I read this book just after returning from a vacation to Germany and Switzerland; I wrote a travelogue about our experiences, and discovered that Twai...moreI read this book just after returning from a vacation to Germany and Switzerland; I wrote a travelogue about our experiences, and discovered that Twain had written about many of the same places we'd visited, especially Heidelberg.
A Tramp Abroad highly entertaining, semi-fictional account of an extended vacation in southern Germany, the Alps and Italy. Twain relates his adventures touring central Europe by foot, boat and train, accompanied by his agent (in actuality, the story is drawn from a sabbatical to Europe with his family, during which he worked on his masterpiece, Huckleberry Finn). The narrative alternates between straightforward description of the land and people of Europe, and satire poking fun mainly at contemporary travel guides.
At times, Twain goes a little overboard with the satire, as in his story of an expedition from Zermatt, Switzerland, to the Riffelberg Hotel (on the slopes of the Matterhorn), in which he hires dozens of guides and porters, spends days in the wilderness repeatedly getting lost, on what is really a three-hour hike along a well-traveled road.
Most of the time, however, his humor is spot-on. His ascent of Rigi-Kulm, above Lake Lucerne, to see the sun rise is side-splittingly funny, and his recollection of participating as second in a French duel (very early in the book) is a masterpiece. The descriptive sections, while not particularly humorous, are also well worth reading.(less)
When I was a little kid we had two frogs in a terrarium: a tree frog named Archy and a bullfrog named Mehitabel. I'd always wondered about their names...moreWhen I was a little kid we had two frogs in a terrarium: a tree frog named Archy and a bullfrog named Mehitabel. I'd always wondered about their namesakes, and it's astonishing that I waited nearly four decades to explore further.

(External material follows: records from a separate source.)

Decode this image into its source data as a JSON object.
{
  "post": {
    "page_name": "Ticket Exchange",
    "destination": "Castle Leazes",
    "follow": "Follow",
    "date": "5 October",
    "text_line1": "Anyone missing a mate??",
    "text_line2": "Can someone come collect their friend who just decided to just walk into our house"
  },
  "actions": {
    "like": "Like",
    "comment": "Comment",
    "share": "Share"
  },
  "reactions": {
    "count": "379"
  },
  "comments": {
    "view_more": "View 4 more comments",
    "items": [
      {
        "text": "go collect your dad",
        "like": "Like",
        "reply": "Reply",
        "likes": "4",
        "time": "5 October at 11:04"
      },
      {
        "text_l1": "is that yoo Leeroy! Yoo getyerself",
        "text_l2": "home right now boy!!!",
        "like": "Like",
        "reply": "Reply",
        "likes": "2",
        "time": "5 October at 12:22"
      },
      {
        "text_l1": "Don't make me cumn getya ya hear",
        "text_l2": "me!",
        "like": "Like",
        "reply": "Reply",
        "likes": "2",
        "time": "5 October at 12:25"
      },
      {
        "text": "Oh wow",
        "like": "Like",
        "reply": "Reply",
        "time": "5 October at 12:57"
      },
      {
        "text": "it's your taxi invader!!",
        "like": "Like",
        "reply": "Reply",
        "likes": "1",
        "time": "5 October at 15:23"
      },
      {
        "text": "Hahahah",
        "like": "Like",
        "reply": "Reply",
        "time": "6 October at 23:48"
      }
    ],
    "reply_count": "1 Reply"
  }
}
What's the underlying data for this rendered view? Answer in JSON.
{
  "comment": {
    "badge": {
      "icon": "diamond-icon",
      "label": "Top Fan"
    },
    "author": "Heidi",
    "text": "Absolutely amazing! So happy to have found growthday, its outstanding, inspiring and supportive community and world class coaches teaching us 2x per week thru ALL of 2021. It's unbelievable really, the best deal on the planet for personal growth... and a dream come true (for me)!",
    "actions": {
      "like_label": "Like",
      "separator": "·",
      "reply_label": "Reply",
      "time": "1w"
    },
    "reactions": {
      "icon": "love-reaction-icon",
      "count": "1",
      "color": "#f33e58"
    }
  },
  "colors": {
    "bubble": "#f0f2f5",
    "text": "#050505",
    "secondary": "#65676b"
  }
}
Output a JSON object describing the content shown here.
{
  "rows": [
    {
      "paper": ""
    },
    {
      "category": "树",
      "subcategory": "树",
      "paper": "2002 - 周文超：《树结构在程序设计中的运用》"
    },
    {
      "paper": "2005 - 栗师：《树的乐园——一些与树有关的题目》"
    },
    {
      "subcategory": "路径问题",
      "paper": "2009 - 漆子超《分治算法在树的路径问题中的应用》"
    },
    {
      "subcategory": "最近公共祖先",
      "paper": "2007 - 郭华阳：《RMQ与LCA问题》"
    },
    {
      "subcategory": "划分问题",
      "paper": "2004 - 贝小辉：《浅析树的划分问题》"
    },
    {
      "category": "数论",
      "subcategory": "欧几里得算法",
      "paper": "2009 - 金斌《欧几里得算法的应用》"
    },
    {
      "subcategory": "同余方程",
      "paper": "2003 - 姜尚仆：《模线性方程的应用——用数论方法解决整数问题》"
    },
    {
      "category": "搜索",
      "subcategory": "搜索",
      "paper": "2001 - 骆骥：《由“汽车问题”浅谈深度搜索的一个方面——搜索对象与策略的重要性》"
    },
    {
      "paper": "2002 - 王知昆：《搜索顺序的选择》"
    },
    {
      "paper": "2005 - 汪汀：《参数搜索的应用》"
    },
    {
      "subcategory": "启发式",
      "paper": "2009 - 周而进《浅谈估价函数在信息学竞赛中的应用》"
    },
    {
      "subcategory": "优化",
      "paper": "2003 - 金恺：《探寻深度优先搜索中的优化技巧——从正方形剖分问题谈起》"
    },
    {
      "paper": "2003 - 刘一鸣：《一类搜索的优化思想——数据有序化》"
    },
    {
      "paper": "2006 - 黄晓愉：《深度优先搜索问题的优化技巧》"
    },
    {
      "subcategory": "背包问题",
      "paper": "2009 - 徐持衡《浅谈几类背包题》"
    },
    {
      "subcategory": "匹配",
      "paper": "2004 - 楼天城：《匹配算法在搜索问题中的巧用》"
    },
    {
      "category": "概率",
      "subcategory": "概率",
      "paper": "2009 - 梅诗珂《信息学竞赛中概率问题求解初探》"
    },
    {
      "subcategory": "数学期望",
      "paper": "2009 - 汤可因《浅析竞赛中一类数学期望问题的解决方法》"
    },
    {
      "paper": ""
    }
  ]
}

I really wanted to like Archy & Mehitabel. Anything with such a strong connection to my early childhood really ought to be liked. Also, it's such a perfect fit for me: weird poetry written by a Blatella germanica with illustrations by the immortal George Harriman (of Krazy Kat fame). I'd always imagined it as humorous and light-hearted. Was astonished to find Archy's writings so philosophical. And dark—very dark. Mehitabel is even worse: a criminally irresponsible nihilist, without even the saving grace of being funny like Space Moose. By reading The Lives and Times of archy & mehitabel I lost some of the innocence of youth I'd carefully preserved from ages ago.
I guess it's fitting that one morning we checked in on our frogs just in time to see the last of Archy's feet disappearing down Mehitabel's gullet.(less)